Looking back on the pictures from that first season, I can’t believe how terrible I think I looked. The brush-in stuff for the beard was more blue grey than white and I hadn’t found all the custom elements I would later add to the suit: a custom-made belt buckle, fitted real leather boots (no more boot toppers), non-reflective glasses for flash pictures, a North Pole pocket watch….well, you get the picture. That first holiday season found me in a rocking chair inside a cold, drafty cinder block building, where you paid for your fresh cut tree. It was and still is one of the best Santa ‘gigs’ that I do each season, even with all the bling that I have now.
But let’s go back a little. After a few nights in the driveway, I learned I needed help in how to be Santa. Given that the answer to everything is now on the internet, I started there. I found one article that I still have that explains many of the basics to being a good Santa: lots of little tricks of what to do for different ages of children, how Santa never eats in public, what not to eat just before sitting in a chair for 6 hours or more (hint: Santa should skip the beans). Working weekends at the tree farm let me hone my craft. Unlike a mall Santa, the tree farm Santa wasn’t in a race to sell photos or keep the line moving. As families came inside to pay for the tree, they would send the little ones over for a visit with Santa and a photo with their own camera or cell phone. This gave Santa the time he needed to figure things out, like shouting HO HO HO really loudly usually frightens children, and whispering goes a long way in getting the shy ones to sit in the lap.

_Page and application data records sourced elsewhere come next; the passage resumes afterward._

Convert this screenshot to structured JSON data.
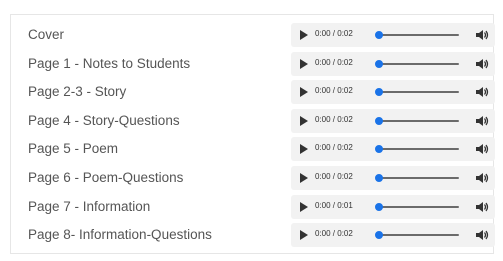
{
  "audio_list": {
    "items": [
      {
        "label": "Cover",
        "time": "0:00 / 0:02",
        "progress": 0
      },
      {
        "label": "Page 1 - Notes to Students",
        "time": "0:00 / 0:02",
        "progress": 0
      },
      {
        "label": "Page 2-3 - Story",
        "time": "0:00 / 0:02",
        "progress": 0
      },
      {
        "label": "Page 4 - Story-Questions",
        "time": "0:00 / 0:02",
        "progress": 0
      },
      {
        "label": "Page 5 - Poem",
        "time": "0:00 / 0:02",
        "progress": 0
      },
      {
        "label": "Page 6 - Poem-Questions",
        "time": "0:00 / 0:02",
        "progress": 0
      },
      {
        "label": "Page 7 - Information",
        "time": "0:00 / 0:01",
        "progress": 0
      },
      {
        "label": "Page 8- Information-Questions",
        "time": "0:00 / 0:02",
        "progress": 0
      }
    ],
    "icons": {
      "play": "play-icon",
      "volume": "volume-icon"
    },
    "colors": {
      "accent": "#1a73e8",
      "player_background": "#f2f2f2",
      "label_text": "#555555"
    }
  }
}
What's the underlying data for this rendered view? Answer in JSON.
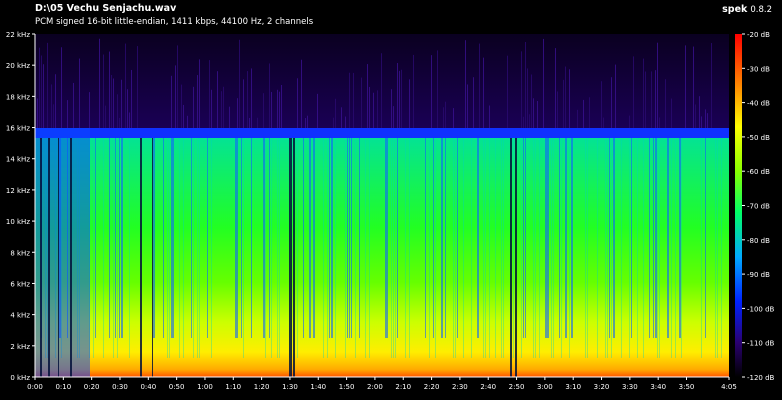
{
  "header": {
    "file_title": "D:\\05 Vechu Senjachu.wav",
    "file_info": "PCM signed 16-bit little-endian, 1411 kbps, 44100 Hz, 2 channels",
    "app_name": "spek",
    "app_version": "0.8.2"
  },
  "y_axis_labels": [
    "22 kHz",
    "20 kHz",
    "18 kHz",
    "16 kHz",
    "14 kHz",
    "12 kHz",
    "10 kHz",
    "8 kHz",
    "6 kHz",
    "4 kHz",
    "2 kHz",
    "0 kHz"
  ],
  "x_axis_labels": [
    "0:00",
    "0:10",
    "0:20",
    "0:30",
    "0:40",
    "0:50",
    "1:00",
    "1:10",
    "1:20",
    "1:30",
    "1:40",
    "1:50",
    "2:00",
    "2:10",
    "2:20",
    "2:30",
    "2:40",
    "2:50",
    "3:00",
    "3:10",
    "3:20",
    "3:30",
    "3:40",
    "3:50",
    "4:05"
  ],
  "db_scale_labels": [
    "-20 dB",
    "-30 dB",
    "-40 dB",
    "-50 dB",
    "-60 dB",
    "-70 dB",
    "-80 dB",
    "-90 dB",
    "-100 dB",
    "-110 dB",
    "-120 dB"
  ],
  "colors": {
    "background": "#000000",
    "db_gradient": [
      "#ff0000",
      "#ff8800",
      "#ffff00",
      "#88ff00",
      "#00ff66",
      "#00aaff",
      "#0022ff",
      "#2a0070",
      "#000000"
    ]
  }
}
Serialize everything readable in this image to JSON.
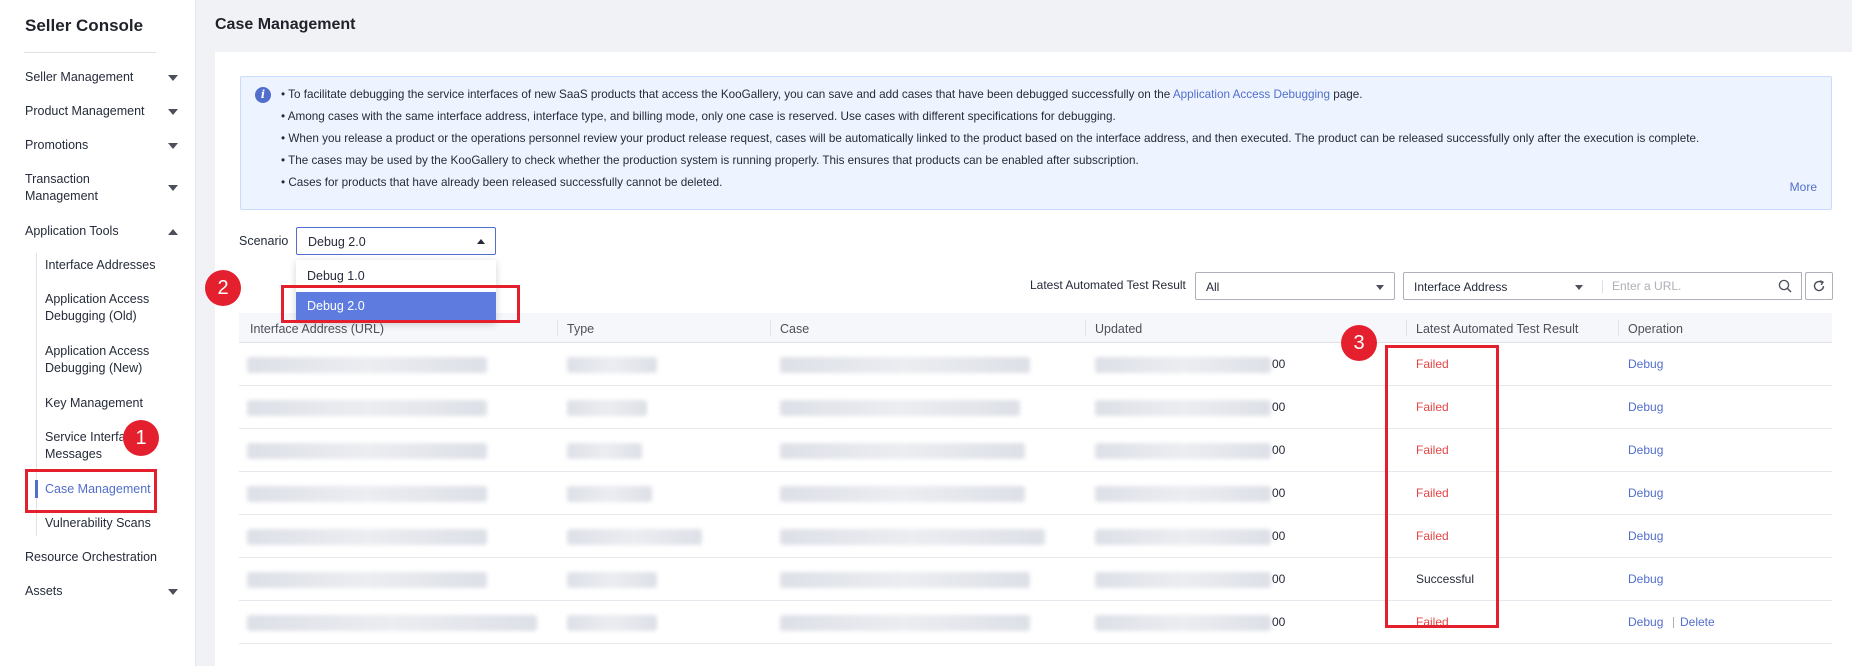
{
  "sidebar": {
    "title": "Seller Console",
    "items": [
      {
        "label": "Seller Management",
        "arrow": "down"
      },
      {
        "label": "Product Management",
        "arrow": "down"
      },
      {
        "label": "Promotions",
        "arrow": "down"
      },
      {
        "label": "Transaction Management",
        "arrow": "down"
      },
      {
        "label": "Application Tools",
        "arrow": "up"
      },
      {
        "label": "Resource Orchestration"
      },
      {
        "label": "Assets",
        "arrow": "down"
      }
    ],
    "app_tools_sub": [
      "Interface Addresses",
      "Application Access Debugging (Old)",
      "Application Access Debugging (New)",
      "Key Management",
      "Service Interface Messages",
      "Case Management",
      "Vulnerability Scans"
    ],
    "active_sub": "Case Management"
  },
  "page": {
    "title": "Case Management"
  },
  "notice": {
    "lines": [
      {
        "prefix": "• To facilitate debugging the service interfaces of new SaaS products that access the KooGallery, you can save and add cases that have been debugged successfully on the ",
        "link": "Application Access Debugging",
        "suffix": " page."
      },
      {
        "text": "• Among cases with the same interface address, interface type, and billing mode, only one case is reserved. Use cases with different specifications for debugging."
      },
      {
        "text": "• When you release a product or the operations personnel review your product release request, cases will be automatically linked to the product based on the interface address, and then executed. The product can be released successfully only after the execution is complete."
      },
      {
        "text": "• The cases may be used by the KooGallery to check whether the production system is running properly. This ensures that products can be enabled after subscription."
      },
      {
        "text": "• Cases for products that have already been released successfully cannot be deleted."
      }
    ],
    "more": "More"
  },
  "scenario": {
    "label": "Scenario",
    "value": "Debug 2.0",
    "options": [
      "Debug 1.0",
      "Debug 2.0"
    ]
  },
  "filters": {
    "latest_label": "Latest Automated Test Result",
    "latest_value": "All",
    "address_type": "Interface Address",
    "search_placeholder": "Enter a URL."
  },
  "table": {
    "headers": [
      "Interface Address (URL)",
      "Type",
      "Case",
      "Updated",
      "Latest Automated Test Result",
      "Operation"
    ],
    "rows": [
      {
        "updated_frag": "00",
        "result": "Failed",
        "status": "failed",
        "ops": [
          "Debug"
        ]
      },
      {
        "updated_frag": "00",
        "result": "Failed",
        "status": "failed",
        "ops": [
          "Debug"
        ]
      },
      {
        "updated_frag": "00",
        "result": "Failed",
        "status": "failed",
        "ops": [
          "Debug"
        ]
      },
      {
        "updated_frag": "00",
        "result": "Failed",
        "status": "failed",
        "ops": [
          "Debug"
        ]
      },
      {
        "updated_frag": "00",
        "result": "Failed",
        "status": "failed",
        "ops": [
          "Debug"
        ]
      },
      {
        "updated_frag": "00",
        "result": "Successful",
        "status": "ok",
        "ops": [
          "Debug"
        ]
      },
      {
        "updated_frag": "00",
        "result": "Failed",
        "status": "failed",
        "ops": [
          "Debug",
          "Delete"
        ]
      }
    ]
  },
  "annotations": [
    "1",
    "2",
    "3"
  ],
  "colors": {
    "accent": "#526ecc",
    "failed": "#e54545",
    "annotation": "#e5202e"
  }
}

Also, a pre-holiday season visit to the toy store is a must, along with a couple of days of watching children’s TV shows and the commercials for everything children will be asking Santa for. I learned something new every day and after a month of meeting lots of happy boys and girls, I quickly found out that I could branch out past the tree farm.
A few parents had asked how much I charged for home visits or to come to a school party. I had no idea, but I quickly dreamed up dollar figures that would cover gas costs and suit maintenance and found that I could fill in some days during the week. Working in TV, I got to meet many corporate clients who were in need of Santa to come to their office parties or even appear in TV commercials.
The obsession had begun.
Now that I was going to be Santa professionally, I need to up my game. That meant a longer real beard and a visit to someone who could bleach it white so I wouldn’t be brushing in the make-up stuff for each visit. It also meant a lot more research into how to be the Best Santa Ever, including attending a Santa convention (yes, they are real), and getting online to join a community of Clauses. Santa Bob was becoming a business-a wonderful business. The joy and happiness I get to share with all the little ones who sit on my knee is worth more than any money I will ever make being Santa. So over the next few years, I took my interpretation of Santa to the next level.
Then in 2011, it all nearly ended for me when I suffered a heart attack that led to a heart transplant that led to a heart big enough for Santa.
But that’s a story for another day.
Photo courtesy of Santa Bob (author)
More about Santa:
The Call of the Red Suit Part 2: Santa Needs A Miracle
The Call of the Red Suit Part 3: Santa is Still Here